Patricia Smith, the former comptroller for the Baierl Acura dealership in Wexford, lived lavishly for 6½ years. Now Smith is trading in haute couture for prison coveralls after pleading guilty to embezzling more than $10 million from her employer between late 2004 and July 2011.
Some employees seem to have no problem picking fights and engaging in arguments with co-workers, customers and supervisors. You don’t have to put up with it. Generally, courts are hesitant to second-guess an employer’s decision to fire a disruptive worker unless there is a compelling reason.
There’s no collecting attorneys’ fees from the EEOC in mid-litigation. A court said that it must wait until a case ends.
Even an employee who was terminated for good reasons can win a discrimination lawsuit if she can show that someone outside her protected class wasn’t fired for the same transgression. That’s why you must track all discipline.
If a co-worker, supervisor or customer sexually assaults an employee and the police are called in, the employer must still take reasonable steps to stop the harassment and prevent another assault. It’s not enough to rely on the police to take care of the problem.
Make sure someone other than the supervisor who ordinarily disciplines an employee is responsible for approving and administering FMLA leave. By separating those functions, you minimize the risk that an employee might be able to connect FMLA leave with an adverse action such as termination.
When an employee tells her supervisor she has a disability that makes it hard for her to get to work on time, it’s critical to factor that into any decision to apply a no-fault tardiness policy. Refusing to do so may be disability discrimination.
An intriguing discrimination case in New Jersey raises complicated issues that Pennsylvania courts may one day have to address: discrimination claims based on perceived membership in a protected class.
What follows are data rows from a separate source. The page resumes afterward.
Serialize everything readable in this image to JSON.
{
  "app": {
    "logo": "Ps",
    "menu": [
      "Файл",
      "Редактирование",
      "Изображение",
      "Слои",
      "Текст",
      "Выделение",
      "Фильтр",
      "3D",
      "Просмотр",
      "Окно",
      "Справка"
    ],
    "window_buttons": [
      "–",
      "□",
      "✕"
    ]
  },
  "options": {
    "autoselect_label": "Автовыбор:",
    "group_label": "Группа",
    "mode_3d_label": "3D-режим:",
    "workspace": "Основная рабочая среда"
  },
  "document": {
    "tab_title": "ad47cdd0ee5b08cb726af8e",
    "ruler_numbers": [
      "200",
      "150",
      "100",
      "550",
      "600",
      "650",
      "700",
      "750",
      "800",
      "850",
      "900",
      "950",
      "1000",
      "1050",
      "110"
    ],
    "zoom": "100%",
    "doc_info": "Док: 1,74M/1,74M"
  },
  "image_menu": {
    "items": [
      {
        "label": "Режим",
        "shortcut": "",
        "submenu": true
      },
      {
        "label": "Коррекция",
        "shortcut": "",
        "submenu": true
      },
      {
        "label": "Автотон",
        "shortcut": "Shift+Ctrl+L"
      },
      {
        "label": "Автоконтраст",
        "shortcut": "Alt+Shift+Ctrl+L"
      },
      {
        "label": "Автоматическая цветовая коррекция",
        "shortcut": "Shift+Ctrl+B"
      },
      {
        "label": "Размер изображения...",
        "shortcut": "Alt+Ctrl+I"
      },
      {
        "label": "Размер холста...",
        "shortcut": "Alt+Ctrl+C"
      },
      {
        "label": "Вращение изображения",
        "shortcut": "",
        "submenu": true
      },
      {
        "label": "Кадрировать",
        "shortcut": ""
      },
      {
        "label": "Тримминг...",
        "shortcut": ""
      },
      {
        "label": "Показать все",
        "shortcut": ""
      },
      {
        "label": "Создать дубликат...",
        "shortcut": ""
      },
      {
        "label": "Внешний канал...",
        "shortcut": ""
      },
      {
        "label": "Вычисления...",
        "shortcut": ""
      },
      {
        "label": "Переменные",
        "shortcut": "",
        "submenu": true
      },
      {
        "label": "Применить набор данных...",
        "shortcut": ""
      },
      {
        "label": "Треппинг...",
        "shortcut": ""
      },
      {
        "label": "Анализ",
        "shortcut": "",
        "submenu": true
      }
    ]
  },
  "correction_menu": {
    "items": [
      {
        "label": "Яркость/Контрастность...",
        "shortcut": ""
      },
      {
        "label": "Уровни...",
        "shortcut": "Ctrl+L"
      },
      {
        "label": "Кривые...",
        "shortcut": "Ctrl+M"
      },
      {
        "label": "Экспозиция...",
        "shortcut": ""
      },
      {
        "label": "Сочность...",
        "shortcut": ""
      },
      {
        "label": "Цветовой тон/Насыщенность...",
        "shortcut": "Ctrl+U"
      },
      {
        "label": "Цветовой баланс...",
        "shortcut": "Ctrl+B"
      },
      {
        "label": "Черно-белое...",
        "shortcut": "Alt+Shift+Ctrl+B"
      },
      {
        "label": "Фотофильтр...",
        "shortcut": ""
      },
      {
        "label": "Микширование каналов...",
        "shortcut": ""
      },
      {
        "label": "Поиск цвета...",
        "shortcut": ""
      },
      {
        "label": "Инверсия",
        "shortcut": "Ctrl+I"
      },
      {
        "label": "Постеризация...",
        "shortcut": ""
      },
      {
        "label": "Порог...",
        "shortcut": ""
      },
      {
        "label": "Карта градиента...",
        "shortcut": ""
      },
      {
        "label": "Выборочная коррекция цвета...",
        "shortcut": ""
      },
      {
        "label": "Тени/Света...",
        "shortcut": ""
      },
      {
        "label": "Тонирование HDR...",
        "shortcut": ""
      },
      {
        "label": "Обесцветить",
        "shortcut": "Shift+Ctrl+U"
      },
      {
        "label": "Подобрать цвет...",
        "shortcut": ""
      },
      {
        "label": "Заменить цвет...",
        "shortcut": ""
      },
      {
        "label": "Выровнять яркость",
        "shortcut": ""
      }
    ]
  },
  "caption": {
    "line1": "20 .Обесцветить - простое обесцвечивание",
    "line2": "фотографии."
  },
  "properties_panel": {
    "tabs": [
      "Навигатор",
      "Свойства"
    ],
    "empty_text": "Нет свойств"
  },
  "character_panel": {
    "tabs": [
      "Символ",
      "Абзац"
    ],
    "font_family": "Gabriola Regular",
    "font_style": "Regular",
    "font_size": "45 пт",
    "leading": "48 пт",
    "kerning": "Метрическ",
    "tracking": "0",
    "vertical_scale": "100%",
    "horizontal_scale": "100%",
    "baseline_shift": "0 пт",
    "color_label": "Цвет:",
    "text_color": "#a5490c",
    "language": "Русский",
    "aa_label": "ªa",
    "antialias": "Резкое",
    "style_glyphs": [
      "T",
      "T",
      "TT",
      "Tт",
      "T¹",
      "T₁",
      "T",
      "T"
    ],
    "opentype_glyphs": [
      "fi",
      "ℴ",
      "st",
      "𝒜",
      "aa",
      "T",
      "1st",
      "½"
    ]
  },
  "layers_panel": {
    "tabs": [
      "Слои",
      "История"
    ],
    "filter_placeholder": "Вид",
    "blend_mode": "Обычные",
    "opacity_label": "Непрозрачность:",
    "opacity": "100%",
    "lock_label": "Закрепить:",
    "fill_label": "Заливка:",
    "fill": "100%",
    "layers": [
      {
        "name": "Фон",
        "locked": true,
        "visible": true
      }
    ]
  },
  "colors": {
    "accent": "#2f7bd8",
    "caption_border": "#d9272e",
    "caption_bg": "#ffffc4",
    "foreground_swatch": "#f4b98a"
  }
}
Why should HR worry about what the IT department does? After all, you’re about people; they’re about hardware and software. But there is one time when HR must collaborate with IT, and that’s when the computer system crashes. All manner of HR mayhem can ensue, and you had better be able to explain it.
The EEOC has issued a new regulation addressing the “reasonable factors other than age” (RFOA) defense to disparate impact claims under the Age Discrimination in Employment Act. Understanding the new regulation can help you comply with the law and prevail in court if you are sued.